** PROBLEM DETAILS **
Extract every line below, verbatim.
──────── DATA FOR THIS EXERCISE ────────
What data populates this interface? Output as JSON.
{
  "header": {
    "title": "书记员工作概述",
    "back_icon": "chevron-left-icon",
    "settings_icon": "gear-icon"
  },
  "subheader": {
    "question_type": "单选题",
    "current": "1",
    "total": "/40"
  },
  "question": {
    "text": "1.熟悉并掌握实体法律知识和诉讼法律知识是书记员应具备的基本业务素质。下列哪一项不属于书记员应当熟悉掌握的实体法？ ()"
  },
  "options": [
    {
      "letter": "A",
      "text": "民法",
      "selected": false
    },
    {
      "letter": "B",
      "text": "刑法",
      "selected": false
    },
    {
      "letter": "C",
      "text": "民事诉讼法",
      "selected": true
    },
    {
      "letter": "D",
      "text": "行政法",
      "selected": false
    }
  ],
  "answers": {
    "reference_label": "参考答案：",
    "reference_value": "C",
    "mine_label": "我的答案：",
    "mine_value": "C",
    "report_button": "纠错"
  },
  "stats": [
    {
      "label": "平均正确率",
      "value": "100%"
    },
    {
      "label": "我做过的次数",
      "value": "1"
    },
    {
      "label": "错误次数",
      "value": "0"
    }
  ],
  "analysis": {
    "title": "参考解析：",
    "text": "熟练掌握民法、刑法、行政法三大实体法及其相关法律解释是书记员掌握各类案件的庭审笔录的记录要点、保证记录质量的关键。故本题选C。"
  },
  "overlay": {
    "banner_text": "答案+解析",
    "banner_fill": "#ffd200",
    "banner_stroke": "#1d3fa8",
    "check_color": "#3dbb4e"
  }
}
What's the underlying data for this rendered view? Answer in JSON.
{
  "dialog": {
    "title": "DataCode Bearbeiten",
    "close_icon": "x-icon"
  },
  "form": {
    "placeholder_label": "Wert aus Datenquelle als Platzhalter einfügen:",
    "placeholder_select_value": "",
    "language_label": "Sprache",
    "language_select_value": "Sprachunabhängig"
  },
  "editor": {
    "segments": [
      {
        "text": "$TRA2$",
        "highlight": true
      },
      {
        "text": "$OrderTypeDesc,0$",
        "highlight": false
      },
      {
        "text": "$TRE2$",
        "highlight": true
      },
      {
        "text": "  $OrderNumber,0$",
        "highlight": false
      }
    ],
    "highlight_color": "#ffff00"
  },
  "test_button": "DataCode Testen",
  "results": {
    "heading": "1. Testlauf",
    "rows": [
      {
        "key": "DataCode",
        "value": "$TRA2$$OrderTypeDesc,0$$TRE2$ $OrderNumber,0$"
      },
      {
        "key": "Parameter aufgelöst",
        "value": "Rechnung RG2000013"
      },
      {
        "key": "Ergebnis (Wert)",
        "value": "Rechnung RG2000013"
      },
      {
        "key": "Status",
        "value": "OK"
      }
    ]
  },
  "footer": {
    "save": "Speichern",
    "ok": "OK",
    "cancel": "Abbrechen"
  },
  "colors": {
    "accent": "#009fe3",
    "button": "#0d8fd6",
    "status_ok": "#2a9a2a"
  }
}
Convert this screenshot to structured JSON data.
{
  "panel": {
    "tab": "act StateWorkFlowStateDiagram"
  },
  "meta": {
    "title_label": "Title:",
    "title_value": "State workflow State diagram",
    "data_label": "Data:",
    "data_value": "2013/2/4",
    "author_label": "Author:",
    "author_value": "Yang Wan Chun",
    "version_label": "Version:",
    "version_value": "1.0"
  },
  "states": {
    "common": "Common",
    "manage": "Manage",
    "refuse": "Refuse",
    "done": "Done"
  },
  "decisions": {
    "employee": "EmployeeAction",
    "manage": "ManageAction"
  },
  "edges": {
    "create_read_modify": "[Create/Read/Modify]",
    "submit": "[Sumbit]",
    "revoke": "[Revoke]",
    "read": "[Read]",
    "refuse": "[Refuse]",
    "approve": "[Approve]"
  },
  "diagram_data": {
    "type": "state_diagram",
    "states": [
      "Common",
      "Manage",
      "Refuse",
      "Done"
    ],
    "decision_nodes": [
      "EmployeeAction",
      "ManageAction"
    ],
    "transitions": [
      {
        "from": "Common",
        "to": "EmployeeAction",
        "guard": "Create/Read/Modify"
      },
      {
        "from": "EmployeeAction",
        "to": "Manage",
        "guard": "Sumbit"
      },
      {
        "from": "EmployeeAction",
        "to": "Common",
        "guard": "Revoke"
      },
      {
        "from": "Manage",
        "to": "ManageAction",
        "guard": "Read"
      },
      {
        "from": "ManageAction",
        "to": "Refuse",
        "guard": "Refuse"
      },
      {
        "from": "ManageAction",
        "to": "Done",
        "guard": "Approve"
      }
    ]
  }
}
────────
** EXERCISE OUTPUT **
What data populates this interface? Output as JSON.
{
  "header": {
    "title": "书记员工作概述",
    "back_icon": "chevron-left-icon",
    "settings_icon": "gear-icon"
  },
  "subheader": {
    "question_type": "单选题",
    "current": "1",
    "total": "/40"
  },
  "question": {
    "text": "1.熟悉并掌握实体法律知识和诉讼法律知识是书记员应具备的基本业务素质。下列哪一项不属于书记员应当熟悉掌握的实体法？ ()"
  },
  "options": [
    {
      "letter": "A",
      "text": "民法",
      "selected": false
    },
    {
      "letter": "B",
      "text": "刑法",
      "selected": false
    },
    {
      "letter": "C",
      "text": "民事诉讼法",
      "selected": true
    },
    {
      "letter": "D",
      "text": "行政法",
      "selected": false
    }
  ],
  "answers": {
    "reference_label": "参考答案：",
    "reference_value": "C",
    "mine_label": "我的答案：",
    "mine_value": "C",
    "report_button": "纠错"
  },
  "stats": [
    {
      "label": "平均正确率",
      "value": "100%"
    },
    {
      "label": "我做过的次数",
      "value": "1"
    },
    {
      "label": "错误次数",
      "value": "0"
    }
  ],
  "analysis": {
    "title": "参考解析：",
    "text": "熟练掌握民法、刑法、行政法三大实体法及其相关法律解释是书记员掌握各类案件的庭审笔录的记录要点、保证记录质量的关键。故本题选C。"
  },
  "overlay": {
    "banner_text": "答案+解析",
    "banner_fill": "#ffd200",
    "banner_stroke": "#1d3fa8",
    "check_color": "#3dbb4e"
  }
}
What's the underlying data for this rendered view? Answer in JSON.
{
  "dialog": {
    "title": "DataCode Bearbeiten",
    "close_icon": "x-icon"
  },
  "form": {
    "placeholder_label": "Wert aus Datenquelle als Platzhalter einfügen:",
    "placeholder_select_value": "",
    "language_label": "Sprache",
    "language_select_value": "Sprachunabhängig"
  },
  "editor": {
    "segments": [
      {
        "text": "$TRA2$",
        "highlight": true
      },
      {
        "text": "$OrderTypeDesc,0$",
        "highlight": false
      },
      {
        "text": "$TRE2$",
        "highlight": true
      },
      {
        "text": "  $OrderNumber,0$",
        "highlight": false
      }
    ],
    "highlight_color": "#ffff00"
  },
  "test_button": "DataCode Testen",
  "results": {
    "heading": "1. Testlauf",
    "rows": [
      {
        "key": "DataCode",
        "value": "$TRA2$$OrderTypeDesc,0$$TRE2$ $OrderNumber,0$"
      },
      {
        "key": "Parameter aufgelöst",
        "value": "Rechnung RG2000013"
      },
      {
        "key": "Ergebnis (Wert)",
        "value": "Rechnung RG2000013"
      },
      {
        "key": "Status",
        "value": "OK"
      }
    ]
  },
  "footer": {
    "save": "Speichern",
    "ok": "OK",
    "cancel": "Abbrechen"
  },
  "colors": {
    "accent": "#009fe3",
    "button": "#0d8fd6",
    "status_ok": "#2a9a2a"
  }
}
Convert this screenshot to structured JSON data.
{
  "panel": {
    "tab": "act StateWorkFlowStateDiagram"
  },
  "meta": {
    "title_label": "Title:",
    "title_value": "State workflow State diagram",
    "data_label": "Data:",
    "data_value": "2013/2/4",
    "author_label": "Author:",
    "author_value": "Yang Wan Chun",
    "version_label": "Version:",
    "version_value": "1.0"
  },
  "states": {
    "common": "Common",
    "manage": "Manage",
    "refuse": "Refuse",
    "done": "Done"
  },
  "decisions": {
    "employee": "EmployeeAction",
    "manage": "ManageAction"
  },
  "edges": {
    "create_read_modify": "[Create/Read/Modify]",
    "submit": "[Sumbit]",
    "revoke": "[Revoke]",
    "read": "[Read]",
    "refuse": "[Refuse]",
    "approve": "[Approve]"
  },
  "diagram_data": {
    "type": "state_diagram",
    "states": [
      "Common",
      "Manage",
      "Refuse",
      "Done"
    ],
    "decision_nodes": [
      "EmployeeAction",
      "ManageAction"
    ],
    "transitions": [
      {
        "from": "Common",
        "to": "EmployeeAction",
        "guard": "Create/Read/Modify"
      },
      {
        "from": "EmployeeAction",
        "to": "Manage",
        "guard": "Sumbit"
      },
      {
        "from": "EmployeeAction",
        "to": "Common",
        "guard": "Revoke"
      },
      {
        "from": "Manage",
        "to": "ManageAction",
        "guard": "Read"
      },
      {
        "from": "ManageAction",
        "to": "Refuse",
        "guard": "Refuse"
      },
      {
        "from": "ManageAction",
        "to": "Done",
        "guard": "Approve"
      }
    ]
  }
}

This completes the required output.